I don’t have a lesson today – Teacher is away at an Irish fiddle camp in one of the Carolinas (I can’t ever keep the Carolinas straight – apologies to the good people who call them home). I was interested in her preparation for the expedition – she has been playing her fiddle for the past few weeks to prep in earnest. By “fiddle,” I mean she took one of her backup violins (not her Very Fine German One) out to the luthier to have him put on different strings and a lower bridge. Of course a fiddle is just a violin, but playing seriously in the style of Irish fiddling apparently necessitates some tweaks to the standard violin setup. After the changes, she was feeling horrible about the way she sounded on the fiddle, “It’s all I can do to play with the thing.” So she was keeping it with her, playing it all the time in the hopes that she would arrive at the camp sounding respectable. I have heard her play this backup violin before and hate to admit that I couldn’t tell much difference (it definitely sounds different than her Very Fine German One, which oozes buttery brown sugar).
Lifelong learning is so important – of course that’s part of why I’m playing my own fiddle. I’m thrilled that my teacher takes time to learn more about music and grow. I’ve known of her continuing education from virtually the beginning of our relationship – she was taking tin whistle lessons back when I started studying with her. I think she focuses on folk music in her off hours because she spends so much of her professional time in the world of classical music and show tunes. I also think her choices obviously mark rather significant departures from her Japanese-American heritage.
The best teachers tend also to be serious students with passions for life-long learning. I’ve seen my karate teachers engaged in life-long learning too – both in their continued training in the martial art we share and in other endeavors like music, bonsai, swimming, and now yoga. Learning keeps our minds open and flexible. As educators, learning also allows us to step into our students’ shoes and experience their perspectives – their frustrations and joys and triumphs.

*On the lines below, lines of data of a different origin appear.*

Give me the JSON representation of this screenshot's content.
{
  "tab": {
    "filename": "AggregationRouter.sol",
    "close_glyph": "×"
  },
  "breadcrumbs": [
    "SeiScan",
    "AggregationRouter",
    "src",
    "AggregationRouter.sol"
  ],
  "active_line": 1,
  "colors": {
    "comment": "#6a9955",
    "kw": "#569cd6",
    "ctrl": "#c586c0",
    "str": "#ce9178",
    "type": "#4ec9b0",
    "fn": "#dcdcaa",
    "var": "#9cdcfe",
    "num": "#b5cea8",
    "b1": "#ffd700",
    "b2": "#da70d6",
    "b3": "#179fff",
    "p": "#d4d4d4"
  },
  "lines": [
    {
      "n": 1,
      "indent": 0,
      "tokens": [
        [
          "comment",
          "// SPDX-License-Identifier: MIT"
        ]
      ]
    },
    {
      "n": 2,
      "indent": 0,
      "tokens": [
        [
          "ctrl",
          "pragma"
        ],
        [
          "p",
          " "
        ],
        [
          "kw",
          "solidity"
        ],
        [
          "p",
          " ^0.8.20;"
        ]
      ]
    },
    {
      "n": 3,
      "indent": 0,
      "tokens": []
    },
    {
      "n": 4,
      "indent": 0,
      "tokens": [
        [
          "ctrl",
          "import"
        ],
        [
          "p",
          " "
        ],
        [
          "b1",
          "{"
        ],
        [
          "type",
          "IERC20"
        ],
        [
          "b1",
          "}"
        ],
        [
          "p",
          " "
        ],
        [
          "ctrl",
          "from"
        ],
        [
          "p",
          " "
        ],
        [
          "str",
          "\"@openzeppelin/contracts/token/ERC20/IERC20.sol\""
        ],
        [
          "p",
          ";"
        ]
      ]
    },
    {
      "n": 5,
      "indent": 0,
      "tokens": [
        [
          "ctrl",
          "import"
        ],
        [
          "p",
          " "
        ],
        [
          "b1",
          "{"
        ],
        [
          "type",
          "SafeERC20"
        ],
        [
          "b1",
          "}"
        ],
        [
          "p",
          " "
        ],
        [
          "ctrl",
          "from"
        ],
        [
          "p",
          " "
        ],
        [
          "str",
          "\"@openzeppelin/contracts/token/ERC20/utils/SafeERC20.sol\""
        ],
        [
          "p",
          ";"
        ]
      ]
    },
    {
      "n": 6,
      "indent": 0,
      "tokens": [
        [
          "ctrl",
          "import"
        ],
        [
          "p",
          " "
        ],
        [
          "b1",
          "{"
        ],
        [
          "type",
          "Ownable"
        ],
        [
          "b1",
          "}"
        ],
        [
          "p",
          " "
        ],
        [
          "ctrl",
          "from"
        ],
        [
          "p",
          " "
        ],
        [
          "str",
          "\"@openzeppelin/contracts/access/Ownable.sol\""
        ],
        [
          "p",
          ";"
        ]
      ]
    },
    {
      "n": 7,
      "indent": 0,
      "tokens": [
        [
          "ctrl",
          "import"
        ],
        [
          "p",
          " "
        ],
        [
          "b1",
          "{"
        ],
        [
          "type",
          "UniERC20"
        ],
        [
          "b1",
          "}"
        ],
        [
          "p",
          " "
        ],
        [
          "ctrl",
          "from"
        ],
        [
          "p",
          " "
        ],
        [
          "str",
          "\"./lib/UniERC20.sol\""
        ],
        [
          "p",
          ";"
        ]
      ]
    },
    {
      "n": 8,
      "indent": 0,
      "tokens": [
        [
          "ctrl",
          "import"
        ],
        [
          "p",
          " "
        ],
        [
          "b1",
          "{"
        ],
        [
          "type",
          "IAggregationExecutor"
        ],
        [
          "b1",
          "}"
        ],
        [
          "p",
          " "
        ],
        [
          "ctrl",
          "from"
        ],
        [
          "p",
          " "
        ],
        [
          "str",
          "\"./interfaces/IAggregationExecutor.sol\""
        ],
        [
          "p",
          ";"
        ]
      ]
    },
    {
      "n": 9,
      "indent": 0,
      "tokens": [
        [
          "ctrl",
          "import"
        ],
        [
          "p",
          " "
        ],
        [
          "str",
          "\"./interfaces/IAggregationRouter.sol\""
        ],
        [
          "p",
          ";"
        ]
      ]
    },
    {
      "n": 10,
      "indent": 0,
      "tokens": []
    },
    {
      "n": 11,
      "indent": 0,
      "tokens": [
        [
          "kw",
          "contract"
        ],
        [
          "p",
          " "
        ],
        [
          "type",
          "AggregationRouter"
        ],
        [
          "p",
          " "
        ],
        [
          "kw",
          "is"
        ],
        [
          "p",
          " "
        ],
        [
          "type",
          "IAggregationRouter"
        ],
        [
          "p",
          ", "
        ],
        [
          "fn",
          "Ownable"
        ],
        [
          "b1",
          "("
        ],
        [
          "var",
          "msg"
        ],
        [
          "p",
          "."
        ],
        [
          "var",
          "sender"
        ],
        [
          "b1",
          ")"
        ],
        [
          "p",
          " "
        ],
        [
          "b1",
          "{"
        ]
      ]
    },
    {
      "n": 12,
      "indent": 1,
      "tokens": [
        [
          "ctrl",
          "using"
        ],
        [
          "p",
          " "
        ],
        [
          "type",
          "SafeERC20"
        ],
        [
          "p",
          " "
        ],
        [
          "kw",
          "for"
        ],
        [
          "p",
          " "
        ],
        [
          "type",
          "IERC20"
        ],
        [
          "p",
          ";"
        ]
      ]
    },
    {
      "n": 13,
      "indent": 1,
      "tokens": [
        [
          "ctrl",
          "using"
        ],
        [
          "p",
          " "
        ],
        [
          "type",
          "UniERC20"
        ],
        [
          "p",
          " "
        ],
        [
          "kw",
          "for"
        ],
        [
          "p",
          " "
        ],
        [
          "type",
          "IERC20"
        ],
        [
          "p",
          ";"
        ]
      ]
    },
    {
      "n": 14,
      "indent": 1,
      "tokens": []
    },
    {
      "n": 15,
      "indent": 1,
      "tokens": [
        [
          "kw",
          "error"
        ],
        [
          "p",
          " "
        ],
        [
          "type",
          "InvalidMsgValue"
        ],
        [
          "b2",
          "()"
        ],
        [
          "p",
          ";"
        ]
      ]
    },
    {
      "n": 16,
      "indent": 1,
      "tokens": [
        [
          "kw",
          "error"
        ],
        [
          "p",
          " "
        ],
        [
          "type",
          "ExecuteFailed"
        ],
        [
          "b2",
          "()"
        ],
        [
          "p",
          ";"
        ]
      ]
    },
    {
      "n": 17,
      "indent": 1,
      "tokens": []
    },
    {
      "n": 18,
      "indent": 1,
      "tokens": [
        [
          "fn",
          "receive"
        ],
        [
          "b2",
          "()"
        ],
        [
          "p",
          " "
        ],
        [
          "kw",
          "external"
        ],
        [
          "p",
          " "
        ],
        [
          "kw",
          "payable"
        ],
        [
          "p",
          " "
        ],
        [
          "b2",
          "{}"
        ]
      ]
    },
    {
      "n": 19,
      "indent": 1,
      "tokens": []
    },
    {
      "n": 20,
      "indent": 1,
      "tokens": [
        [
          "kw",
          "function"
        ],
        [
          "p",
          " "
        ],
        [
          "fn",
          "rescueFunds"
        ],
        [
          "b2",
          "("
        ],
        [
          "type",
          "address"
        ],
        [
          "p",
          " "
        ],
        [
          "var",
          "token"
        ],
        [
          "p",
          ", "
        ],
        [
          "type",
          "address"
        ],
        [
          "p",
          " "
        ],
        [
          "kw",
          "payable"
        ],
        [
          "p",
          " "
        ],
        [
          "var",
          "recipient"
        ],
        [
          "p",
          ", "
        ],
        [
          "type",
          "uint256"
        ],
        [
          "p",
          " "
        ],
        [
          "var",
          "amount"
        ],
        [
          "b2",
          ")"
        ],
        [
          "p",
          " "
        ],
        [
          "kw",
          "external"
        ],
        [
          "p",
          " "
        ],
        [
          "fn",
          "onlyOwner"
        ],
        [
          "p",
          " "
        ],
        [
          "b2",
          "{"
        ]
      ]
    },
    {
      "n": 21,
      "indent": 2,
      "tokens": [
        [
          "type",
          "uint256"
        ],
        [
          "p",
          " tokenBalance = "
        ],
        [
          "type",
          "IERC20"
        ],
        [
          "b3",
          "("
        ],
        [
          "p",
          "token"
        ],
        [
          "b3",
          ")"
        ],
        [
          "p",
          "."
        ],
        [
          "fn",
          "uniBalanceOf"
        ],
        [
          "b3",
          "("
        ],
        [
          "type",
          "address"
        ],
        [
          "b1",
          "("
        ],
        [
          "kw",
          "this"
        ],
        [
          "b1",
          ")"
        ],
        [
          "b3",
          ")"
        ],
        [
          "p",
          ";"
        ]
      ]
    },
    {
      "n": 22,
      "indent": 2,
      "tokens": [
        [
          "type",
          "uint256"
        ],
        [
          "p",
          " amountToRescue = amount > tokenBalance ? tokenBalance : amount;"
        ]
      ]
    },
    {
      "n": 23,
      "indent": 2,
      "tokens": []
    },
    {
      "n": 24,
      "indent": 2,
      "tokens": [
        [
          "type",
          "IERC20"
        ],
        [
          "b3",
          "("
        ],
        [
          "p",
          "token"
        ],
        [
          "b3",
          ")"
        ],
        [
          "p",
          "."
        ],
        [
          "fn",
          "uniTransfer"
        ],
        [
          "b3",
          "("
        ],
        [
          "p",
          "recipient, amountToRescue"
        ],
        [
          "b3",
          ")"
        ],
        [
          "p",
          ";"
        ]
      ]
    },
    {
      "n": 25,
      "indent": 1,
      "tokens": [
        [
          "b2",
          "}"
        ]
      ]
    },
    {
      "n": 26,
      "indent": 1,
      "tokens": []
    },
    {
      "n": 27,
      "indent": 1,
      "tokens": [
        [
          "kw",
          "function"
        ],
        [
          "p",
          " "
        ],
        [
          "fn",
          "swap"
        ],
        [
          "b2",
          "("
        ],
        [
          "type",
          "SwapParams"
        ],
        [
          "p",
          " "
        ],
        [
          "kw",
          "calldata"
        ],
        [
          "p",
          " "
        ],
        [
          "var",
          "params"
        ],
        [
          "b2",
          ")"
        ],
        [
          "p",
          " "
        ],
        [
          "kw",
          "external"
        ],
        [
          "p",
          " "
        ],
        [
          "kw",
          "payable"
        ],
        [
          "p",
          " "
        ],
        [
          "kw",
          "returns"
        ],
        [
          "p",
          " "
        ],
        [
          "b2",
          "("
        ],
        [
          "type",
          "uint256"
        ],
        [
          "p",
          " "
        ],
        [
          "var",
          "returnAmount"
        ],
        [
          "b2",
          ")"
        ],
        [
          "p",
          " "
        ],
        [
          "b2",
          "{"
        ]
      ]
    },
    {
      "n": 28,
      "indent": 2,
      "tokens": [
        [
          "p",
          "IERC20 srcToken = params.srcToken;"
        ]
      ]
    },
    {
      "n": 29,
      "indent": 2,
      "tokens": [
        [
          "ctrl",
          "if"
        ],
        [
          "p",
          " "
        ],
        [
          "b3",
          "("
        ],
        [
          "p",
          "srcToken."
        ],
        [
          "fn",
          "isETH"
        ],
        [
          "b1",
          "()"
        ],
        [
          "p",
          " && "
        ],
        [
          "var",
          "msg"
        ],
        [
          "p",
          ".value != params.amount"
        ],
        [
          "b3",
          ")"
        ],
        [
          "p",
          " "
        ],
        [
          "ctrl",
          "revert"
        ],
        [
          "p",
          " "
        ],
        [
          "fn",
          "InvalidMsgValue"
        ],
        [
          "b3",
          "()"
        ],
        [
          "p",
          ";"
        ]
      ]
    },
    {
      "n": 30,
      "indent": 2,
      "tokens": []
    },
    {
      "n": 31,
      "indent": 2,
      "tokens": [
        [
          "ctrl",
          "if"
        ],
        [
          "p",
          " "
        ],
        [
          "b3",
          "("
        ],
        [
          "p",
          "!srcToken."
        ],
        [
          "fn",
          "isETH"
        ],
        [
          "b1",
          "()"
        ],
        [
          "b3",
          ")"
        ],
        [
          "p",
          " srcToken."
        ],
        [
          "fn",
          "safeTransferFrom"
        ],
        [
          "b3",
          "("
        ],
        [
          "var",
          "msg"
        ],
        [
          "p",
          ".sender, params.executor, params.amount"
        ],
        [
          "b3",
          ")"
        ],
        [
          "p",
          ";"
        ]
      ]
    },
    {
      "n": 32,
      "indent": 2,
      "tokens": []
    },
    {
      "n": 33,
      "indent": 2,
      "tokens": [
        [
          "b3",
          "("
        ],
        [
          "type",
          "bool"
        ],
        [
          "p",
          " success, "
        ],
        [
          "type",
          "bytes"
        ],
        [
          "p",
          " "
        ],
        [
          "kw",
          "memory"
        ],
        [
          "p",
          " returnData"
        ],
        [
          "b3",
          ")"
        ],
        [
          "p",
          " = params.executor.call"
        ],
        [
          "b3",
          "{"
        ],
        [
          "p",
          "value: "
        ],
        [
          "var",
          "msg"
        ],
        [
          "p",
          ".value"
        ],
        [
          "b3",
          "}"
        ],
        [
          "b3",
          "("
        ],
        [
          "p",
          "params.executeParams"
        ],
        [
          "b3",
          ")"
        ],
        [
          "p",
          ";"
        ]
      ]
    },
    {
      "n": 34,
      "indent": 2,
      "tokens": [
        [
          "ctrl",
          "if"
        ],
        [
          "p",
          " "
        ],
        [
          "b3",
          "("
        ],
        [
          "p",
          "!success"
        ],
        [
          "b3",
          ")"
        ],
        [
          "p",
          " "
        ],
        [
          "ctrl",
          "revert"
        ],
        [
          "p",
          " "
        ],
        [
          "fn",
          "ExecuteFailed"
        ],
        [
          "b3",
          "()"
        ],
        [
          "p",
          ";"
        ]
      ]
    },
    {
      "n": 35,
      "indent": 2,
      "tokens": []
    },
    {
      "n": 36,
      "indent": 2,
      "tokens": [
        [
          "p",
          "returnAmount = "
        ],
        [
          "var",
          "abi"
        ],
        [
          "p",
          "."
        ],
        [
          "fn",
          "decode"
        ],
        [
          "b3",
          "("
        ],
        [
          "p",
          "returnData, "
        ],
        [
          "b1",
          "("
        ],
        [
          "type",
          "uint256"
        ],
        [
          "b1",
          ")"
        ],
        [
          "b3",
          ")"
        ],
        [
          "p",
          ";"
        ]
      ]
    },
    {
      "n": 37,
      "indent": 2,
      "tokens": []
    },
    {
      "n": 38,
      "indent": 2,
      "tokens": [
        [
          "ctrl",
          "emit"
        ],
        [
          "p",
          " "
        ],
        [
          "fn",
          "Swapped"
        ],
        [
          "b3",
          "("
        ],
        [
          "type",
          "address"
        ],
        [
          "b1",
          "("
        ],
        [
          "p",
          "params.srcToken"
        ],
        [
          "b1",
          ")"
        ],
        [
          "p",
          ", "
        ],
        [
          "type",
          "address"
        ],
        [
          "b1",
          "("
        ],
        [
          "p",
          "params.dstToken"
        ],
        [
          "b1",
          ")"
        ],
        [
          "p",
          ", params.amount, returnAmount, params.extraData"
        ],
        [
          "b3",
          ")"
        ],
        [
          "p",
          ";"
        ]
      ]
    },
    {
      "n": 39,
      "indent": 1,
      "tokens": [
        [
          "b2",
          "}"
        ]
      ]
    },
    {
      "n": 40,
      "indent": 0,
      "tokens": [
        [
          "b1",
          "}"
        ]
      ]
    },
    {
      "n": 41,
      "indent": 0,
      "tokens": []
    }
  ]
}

I hope you have some great teachers of your own, and that they are learning and growing.
Thanks for reading.